Satellite Images Show Snowy South Island of New Zealand

SnowBrains | | Industry NewsIndustry News
Photo courtesy of NASA Earth

This article originally appeared on

An astronaut on board the International Space Station (ISS) took this photograph of South Island, New Zealand—also designated by the Māori name ‘Te Waipounamu’ by the New Zealand Geographic Board. The island’s snowcapped Southern Alps poked through wispy winter clouds that also hovered over the sea surface.

Stretching hundreds of kilometers across South Island, the Southern Alps form a spine of white that contrasts with the surrounding green and brown landscape. The highest peak in the mountain range, known as Aoraki Mount Cook, rises approximately 3,750 meters (12,300 feet) above sea level. The elevation of the range creates a rain-shadow effect east of the mountain range (left in this south-facing view). The mountains and their foothills on the west side experience frequent rain and snowfall year-round, while the downwind (east side) of these peaks have a more arid climate and many cloud-free days.

South Island is also marked by the Alpine Fault, the major surface expression of the boundary between the Indo-Australian and the Pacific tectonic plates. The central section of the fault runs the length of South Island. As the plates progressively converge, the Southern Alps shouldd continue to rise skyward over time.

Astronaut photograph ISS063-E-52878 was acquired on July 13, 2020, with a Nikon D5 digital camera using a focal length of 50 millimeters. It is provided by the ISS Crew Earth Observations Facility and the Earth Science and Remote Sensing Unit, Johnson Space Center. The image was taken by a member of the Expedition 63 crew. The image has been cropped and enhanced to improve contrast, and lens artifacts have been removed.
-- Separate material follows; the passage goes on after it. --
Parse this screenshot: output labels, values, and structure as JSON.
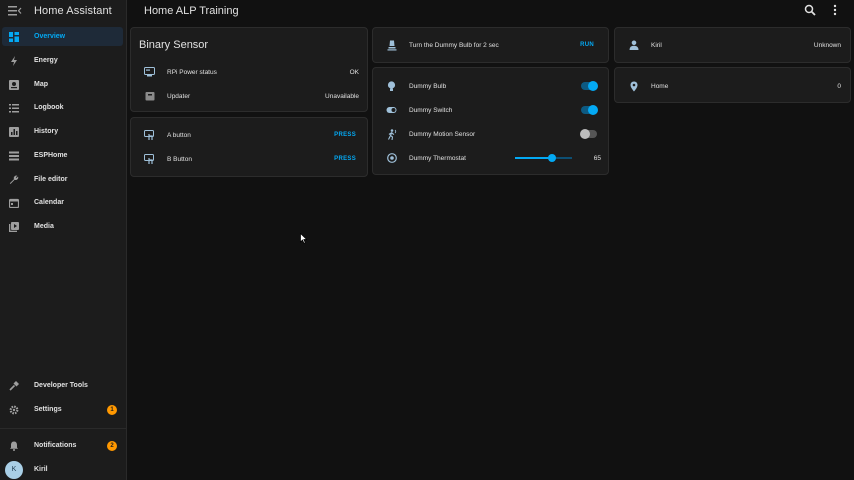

The International Space Station Program supports the laboratory as part of the ISS National Lab to help astronauts take pictures of Earth that will be of the greatest value to scientists and the public, and to make those images freely available on the Internet. Additional images taken by astronauts and cosmonauts can be viewed at the NASA/JSC Gateway to Astronaut Photography of Earth. Caption by Amber Turner, Jacobs, JETS Contract at NASA-JSC.

Related Articles

Got an opinion? Let us know...